My take: The Ravens watched a lot of their coveted interior linemen get drafted in the second and third rounds, so they waited until the fourth round to address one of the biggest needs on the team. Powers will have a chance to compete for the starting left guard job immediately. Baltimore is looking to upgrade that spot after the struggles and injuries to Alex Lewis, who was the 67th graded guard by Pro Football Focus. The Ravens love Oklahoma players, and Powers is fourth Sooner to get taken by Baltimore in the last two drafts. Powers is close friends with Orlando Brown Jr., the Ravens' starting right tackle last year. ESPN's Todd McShay projects Powers to be a starting NFL guard.
Round 4, No. 127 overall: Iman Marshall, CB, USC
My take: Marshall brings a lot of size and experience at cornerback, which was a sneaky need for Baltimore. Jimmy Smith is in the final year of his contract, and Brandon Carr turns 33 in May. The Ravens love Marshall's ability to play the ball (36 pass breakups) and physicality in tackling. Where Marshall has to improve upon is penalties. He was flagged 16 times the past two seasons. Marshall also has no interceptions the last two years. The addition of Marshall continues a trend for Baltimore. The Ravens have selected six cornerbacks in the last five drafts, and four have been taken in the fourth round.
Round 5, No. 160 overall: Daylon Mack, DT, Texas A&M
My take: The Ravens bolster their depth on the defensive front with Mack, a massive space-eater who was largely an underachiever in college. The No. 6 recruit entering Texas A&M, Mack struggled with stamina before an impressive season last year. He recorded 5.5 sacks and 9.5 tackles for loss. The Ravens needed to add some talent to the middle of the defensive line because Michael Pierce is entering the final year of his contract and Willie Henry is coming off a season in which he was limited to three games because of abdomen and back injuries.
Round 6, No. 197 overall: Trace McSorley, QB, Penn State

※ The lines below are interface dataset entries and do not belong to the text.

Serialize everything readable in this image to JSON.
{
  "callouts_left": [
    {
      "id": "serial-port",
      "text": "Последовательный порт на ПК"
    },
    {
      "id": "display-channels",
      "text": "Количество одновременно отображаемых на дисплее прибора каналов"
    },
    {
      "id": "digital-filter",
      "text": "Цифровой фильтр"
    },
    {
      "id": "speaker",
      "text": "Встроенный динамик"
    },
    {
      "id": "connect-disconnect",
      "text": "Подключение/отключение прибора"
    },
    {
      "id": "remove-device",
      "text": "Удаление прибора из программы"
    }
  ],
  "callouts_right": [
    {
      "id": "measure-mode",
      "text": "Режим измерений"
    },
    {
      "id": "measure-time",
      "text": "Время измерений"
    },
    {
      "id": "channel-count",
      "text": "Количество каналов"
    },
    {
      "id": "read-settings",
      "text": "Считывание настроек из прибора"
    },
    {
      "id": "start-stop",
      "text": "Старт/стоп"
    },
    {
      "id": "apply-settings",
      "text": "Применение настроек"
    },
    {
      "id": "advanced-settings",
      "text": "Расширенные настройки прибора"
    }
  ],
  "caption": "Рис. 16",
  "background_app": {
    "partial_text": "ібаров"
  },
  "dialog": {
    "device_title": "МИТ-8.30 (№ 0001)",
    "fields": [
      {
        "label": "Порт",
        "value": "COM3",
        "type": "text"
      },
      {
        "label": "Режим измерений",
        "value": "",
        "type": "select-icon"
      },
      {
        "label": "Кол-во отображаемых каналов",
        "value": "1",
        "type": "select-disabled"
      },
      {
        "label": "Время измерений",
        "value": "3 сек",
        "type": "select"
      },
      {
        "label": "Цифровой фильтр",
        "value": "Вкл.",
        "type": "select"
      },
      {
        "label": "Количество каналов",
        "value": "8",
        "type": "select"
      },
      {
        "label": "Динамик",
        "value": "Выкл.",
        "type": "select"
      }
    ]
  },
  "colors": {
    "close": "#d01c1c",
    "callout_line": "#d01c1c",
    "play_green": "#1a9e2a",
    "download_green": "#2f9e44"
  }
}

My take: The Ravens drafted their No. 3 quarterback and perhaps the next Taysom Hill, using their final pick of the draft on McSorley. While Baltimore sees McSorley as a quarterback first, Penn State’s all-time leading passer might have to play different roles such as Hill did last season for the New Orleans Saints. McSorley, who was the fastest quarterback at the NFL combine, might have to excel in a do-it-all role to make the Ravens’ 53-man roster behind quarterbacks Lamar Jackson and Robert Griffin III. Baltimore has only carried three quarterbacks in the regular season once in the past nine seasons. McSorley finished as the career record-holder at Penn State for wins (31), completions (720), passing yards (9,899), touchdown passes (77) as well as rushing yards (1,697) and rushing touchdowns (30) by a quarterback. But there has been skepticism whether he can play quarterback in the NFL because of his lack of size (6 feet) and inconsistency throwing the ball (59.2 percent for his college career).